10. Giant Ragweed

large leaf weeds

Giant ragweed is found in many parts of North America and will appear annually. This tall weed grows up to 12 feet high, and it has a thick green stem that makes it easy to identify. In addition, its leaves are large, growing up to 12 inches long and 8 inches wide, and they’re made up of 3-5 lobes that are oval-lance shaped. The edges of the leaf are also serrated. This noxious weed will outperform most garden plants and starve them of sunlight, so keeping giant ragweed around might not be a great idea.

11. Pokeweed


This devilish weed might appear friendly at first with the red-black berries it produces, but DO NOT EAT THEM. They’re poisonous. Besides the tempting but highly dangerous berries, pokeweed can also be identified thanks to its large leaves. Reaching 15 inches long and 7 inches wide, these leaves taper at both ends and are green. Removing pokeweed is a priority if you have little ones or animals.

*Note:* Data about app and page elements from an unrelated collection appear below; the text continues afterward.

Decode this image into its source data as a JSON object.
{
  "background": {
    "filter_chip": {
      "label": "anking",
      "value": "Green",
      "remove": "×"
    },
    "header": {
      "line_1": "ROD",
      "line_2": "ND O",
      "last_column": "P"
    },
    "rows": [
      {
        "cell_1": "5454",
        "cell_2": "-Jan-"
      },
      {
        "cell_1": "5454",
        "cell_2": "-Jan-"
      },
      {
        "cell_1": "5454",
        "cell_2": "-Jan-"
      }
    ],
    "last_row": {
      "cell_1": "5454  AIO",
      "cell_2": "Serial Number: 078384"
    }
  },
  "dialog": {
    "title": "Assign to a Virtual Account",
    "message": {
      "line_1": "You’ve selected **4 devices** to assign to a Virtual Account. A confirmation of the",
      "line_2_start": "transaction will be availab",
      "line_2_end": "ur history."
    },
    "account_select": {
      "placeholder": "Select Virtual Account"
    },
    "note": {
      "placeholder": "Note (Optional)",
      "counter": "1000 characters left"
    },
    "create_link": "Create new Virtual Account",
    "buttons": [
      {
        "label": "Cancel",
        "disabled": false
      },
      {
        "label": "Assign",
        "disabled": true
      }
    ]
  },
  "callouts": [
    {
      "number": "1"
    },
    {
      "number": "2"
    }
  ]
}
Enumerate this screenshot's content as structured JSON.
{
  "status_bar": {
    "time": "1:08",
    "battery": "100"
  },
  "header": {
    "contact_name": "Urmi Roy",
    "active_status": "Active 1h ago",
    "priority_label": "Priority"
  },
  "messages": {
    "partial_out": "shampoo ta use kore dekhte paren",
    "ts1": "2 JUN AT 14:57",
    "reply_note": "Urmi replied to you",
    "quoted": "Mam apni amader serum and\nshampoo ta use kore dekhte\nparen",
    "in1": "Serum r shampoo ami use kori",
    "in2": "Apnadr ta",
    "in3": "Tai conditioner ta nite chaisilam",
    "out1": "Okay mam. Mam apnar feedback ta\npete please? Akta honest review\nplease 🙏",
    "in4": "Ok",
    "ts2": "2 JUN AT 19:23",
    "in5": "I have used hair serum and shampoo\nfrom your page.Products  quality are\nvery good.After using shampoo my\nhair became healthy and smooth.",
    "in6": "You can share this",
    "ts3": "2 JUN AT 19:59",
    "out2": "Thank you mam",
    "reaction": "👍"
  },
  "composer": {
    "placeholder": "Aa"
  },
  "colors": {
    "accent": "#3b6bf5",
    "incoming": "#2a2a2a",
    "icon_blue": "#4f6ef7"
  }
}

12. Giant Hogweed

With a name like giant hogweed, it’s no surprise it’s one of the 17 large leaf weeds featured in today’s list. This one is very similar to the cow parsnip featured earlier, as it too has large leaves (5 ft wide and forming a canopy above the stem), and produces clusters of white flowers. It too has toxic sap that will cause burns and blisters when exposed to sunlight. The major difference is the height this weed reaches – upwards of 18ft sometimes. Remember, handle with care and wash your hands if you accidentally touch this weed ungloved.

13. Common Figwort

Most commonly found in shaded areas of your garden, the common figwort can grow from 5 to 10 ft tall. Its large leaves grow from square stems, creating a symmetrical pattern because they are always opposite one another. The leaves are oval shaped with lanceolate tips and toothed margins. It’s also easy to identify because of its green/purple flowers from June to September.

14. Lady’s Thumb

Or redshank, this weed can grow up to 1 meter tall. The leaves of lady’s thumb are long and narrow, growing up to 4 inches long and 1 inch wide. It’s a weed that’s also a wildflower considered to be an invasive species here in North America. From July to September, you can expect to see tiny pink flowers at the top of its long stems.

15. Green Alkanet

Green alkanet is easily identified by its height (it grows to 1 meter tall) and its large leaves (16 inches long). The leaves are egg shaped and are joined to the stem by long petioles. From April to June it produces forget-me-not style flowers that are beautiful. However, this weed spreads quickly in shaded areas of your garden and is tough to get rid of once rooted in place.

16. Velvetleaf

The velvetleaf gets its name from its soft, velvety leaves. Heart shaped, green, and covered in soft hairs, it’s easy to understand why this weed got its name. If near crops, you’ll want to get rid of this large leafed weed because it steels nutrients and water from the soil, and as a noxious weed, it will be detrimental to the other plants and crops surrounding it. During the summer, this weed also produces orange/yellow flowers with 5 petals, making it much easier to identify if touch alone doesn’t do it.

17. Pigweed

large leaf weeds

And finally, pigweed. This annual summer weed can grow to 9ft tall and has both lance shaped and oval leaves that grow up to 6 inches long. We thought we’d finish on a nice one, because this weed is actually enjoyed in many parts of the world in dishes because it’s highly nutritious. Be careful around pigs and cattle though, as pigweed, despite the name, can be fatal to them if eaten in large quantity.